Setting your blog up for big-ness

Even if you launched your blog more as a creative outlet than marketing strategy, a funny thing happens. If you’ve been thoughtfully blogging (genuinely expressing yourself, listening and reaching out to readers) your blog will get bigger.  It might even become a business.  So, why not set it up for big-ness right off the bat?

To do this, you’re going to have to get a bit tech-y, typically not the creative type’s forte. Fortunately, there are great teachers out there to guide us…I met one of them at Tobi Fairley’s Blog Camp. Thomas Wallace, Professor of Information Science at the University of Arkansas, knows a trick or two about SEO, hosting, design and happens to be the technical genius behind Tobi’s blog.
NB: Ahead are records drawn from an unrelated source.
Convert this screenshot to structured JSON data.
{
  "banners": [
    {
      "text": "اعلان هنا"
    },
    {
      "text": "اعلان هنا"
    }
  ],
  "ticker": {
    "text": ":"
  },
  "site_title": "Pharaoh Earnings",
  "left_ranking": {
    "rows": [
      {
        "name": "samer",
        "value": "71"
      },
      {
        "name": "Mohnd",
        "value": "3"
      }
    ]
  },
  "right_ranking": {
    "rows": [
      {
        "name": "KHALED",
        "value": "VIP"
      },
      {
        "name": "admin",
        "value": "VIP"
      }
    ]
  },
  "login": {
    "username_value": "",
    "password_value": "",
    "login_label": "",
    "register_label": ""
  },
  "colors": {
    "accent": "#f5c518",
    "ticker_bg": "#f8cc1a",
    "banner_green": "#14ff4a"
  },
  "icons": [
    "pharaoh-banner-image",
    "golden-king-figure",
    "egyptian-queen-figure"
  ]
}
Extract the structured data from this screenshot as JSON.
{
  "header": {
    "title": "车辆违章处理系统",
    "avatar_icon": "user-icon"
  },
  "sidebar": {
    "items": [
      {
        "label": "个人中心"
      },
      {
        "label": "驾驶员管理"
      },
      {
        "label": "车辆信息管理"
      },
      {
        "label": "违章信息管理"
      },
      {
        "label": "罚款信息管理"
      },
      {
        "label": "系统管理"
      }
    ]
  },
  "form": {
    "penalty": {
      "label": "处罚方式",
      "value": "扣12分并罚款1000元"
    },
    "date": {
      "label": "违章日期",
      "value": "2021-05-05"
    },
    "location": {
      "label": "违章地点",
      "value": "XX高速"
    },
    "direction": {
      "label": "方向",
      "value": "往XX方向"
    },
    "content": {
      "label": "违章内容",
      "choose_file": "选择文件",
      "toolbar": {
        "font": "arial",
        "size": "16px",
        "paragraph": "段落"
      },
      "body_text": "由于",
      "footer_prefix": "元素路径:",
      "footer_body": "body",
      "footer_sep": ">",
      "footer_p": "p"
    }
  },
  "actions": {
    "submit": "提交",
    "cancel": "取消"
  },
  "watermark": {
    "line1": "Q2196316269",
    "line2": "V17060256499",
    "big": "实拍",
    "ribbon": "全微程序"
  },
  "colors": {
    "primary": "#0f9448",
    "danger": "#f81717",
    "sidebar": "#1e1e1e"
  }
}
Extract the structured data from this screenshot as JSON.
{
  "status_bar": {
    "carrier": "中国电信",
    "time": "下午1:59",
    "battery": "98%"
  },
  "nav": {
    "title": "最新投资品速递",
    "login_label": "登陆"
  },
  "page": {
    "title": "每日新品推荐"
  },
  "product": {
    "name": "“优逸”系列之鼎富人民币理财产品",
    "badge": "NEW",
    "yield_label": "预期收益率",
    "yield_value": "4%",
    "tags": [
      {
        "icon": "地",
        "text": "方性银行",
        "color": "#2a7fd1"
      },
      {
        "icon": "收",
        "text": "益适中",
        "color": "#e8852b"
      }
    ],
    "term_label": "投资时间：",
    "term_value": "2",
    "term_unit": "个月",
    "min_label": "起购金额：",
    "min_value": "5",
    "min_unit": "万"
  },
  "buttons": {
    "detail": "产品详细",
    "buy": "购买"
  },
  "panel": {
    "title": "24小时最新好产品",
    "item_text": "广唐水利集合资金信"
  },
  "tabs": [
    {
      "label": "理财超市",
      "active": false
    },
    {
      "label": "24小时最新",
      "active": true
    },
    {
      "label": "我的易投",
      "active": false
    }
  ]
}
Tobi started her blog as a creative outlet and way to organize projects. She had no idea it would become the marketing engine that would drive her brand.  Tobi and Thomas have lived the transition to big-ness. Here, they share a few tips they learned along the way:

Own your own domain.

Registering your domain (I use GoDaddy) and hosting it at BlueHost (Tobi’s and my choice) means you own the content vs Blogspot or Facebook…which could come in handy if they go away one day.  While not necessary, you might consider using your name vs a catchy business name.  It’s easy to remember and less limiting in terms of growth (who knows where your blog will lead you?)

Use an SEO-friendly blog platform.

WordPress automatically sets your blog up to be easier read by search engine machines. Google doesn’t read visuals like bolding, highlighting and colors, so it doesn’t really care how it looks. It cares about weighted content and WordPress themes have built this into the design.

Keep design simple and manageable.

When you’re ready to change the look of your blog (you will be one day), with WordPress, you’re just a couple of clicks away from a new design.  If you find yourself wanting to customize a bunch of things, like colors, columns and fonts, look for a new theme…there are thousands to choose from.  If you’ve made a lot of custom tweaks, you’ll have to repeat those changes by hand in the new theme. So, what could have been easy, is now more complicated.  Unless you’re html savvy, you’re  probably going to need a freelancer to help you. (Which is what I do…..money well spent, in my opinion.)

Choose Categories over Tags.

While there’s nothing wrong with Tags, Thomas thinks Categories show more clarity and consistency. If you use Tags, make them relevant to how someone might search for content.  Maybe list the name of the designer (Tobi Fairley) and the overall subject (blogging). No need to list all of the subjects and emotions covered in each post.

Google rewards real relationships.

Don’t let anyone tell you they can put you at the top of the Google rankings. Metatags (title, description and phrases) are just a piece of the puzzle and the post is just the conversation starter. Google looks for people linking back to your site. This means you’re providing content others are finding helpful. You can’t pay for that… Reaching out to other bloggers is key. Leave genuine comments and promote their work (without expectations).

Consistency is key.

While Google likes frequent updates, consistency is just as important, especially for your readers. Once a week is a nice, manageable start.  Get ahead of your content so you don’t fall behind. Post at regular times. Have an editorial calendar or a running list of ideas at the ready because life will inevitably get in the way of your blogging.

Subscribe to Google Analytics.

This isn’t just for the big guys. You can learn all kinds of interesting insight about where your readers are coming from. If they’re more from Twitter, spend more time there than Facebook. If other bloggers are referring you, send a thank you note to them or look for opportunities to partner with them… you never know what could evolve.  How much time are people spending on your site? If it’s 20 seconds, they’re not consuming your content……why not? If the bounce rate is high on a specific page or post, notice how it’s presented. Is it too long, too busy, hard to read?

Don’t be afraid to try new things.

Run an ad or change your blog’s look if it’s not consistent with the experience you want to create. Ask a thought leader for an interview or a like-minded blogger for a guest post.

Most importantly, keep all of the above in mind but don’t get overwhelmed.  Take a deep breath and think about how you build relationships off-line.  Be as thoughtful and generous as you would to a friend, co-worker or potential client and your blog will naturally become bigger.  Sure, you might run into a few tech-y glitches. But, you don’t need to be a tech expert to be a great blogger. Google one and let them clear your way to big-ness… and by all means, bond with fellow bloggers in person at events like Tobi’s Blog Camp!

What’s holding you back from big-ness?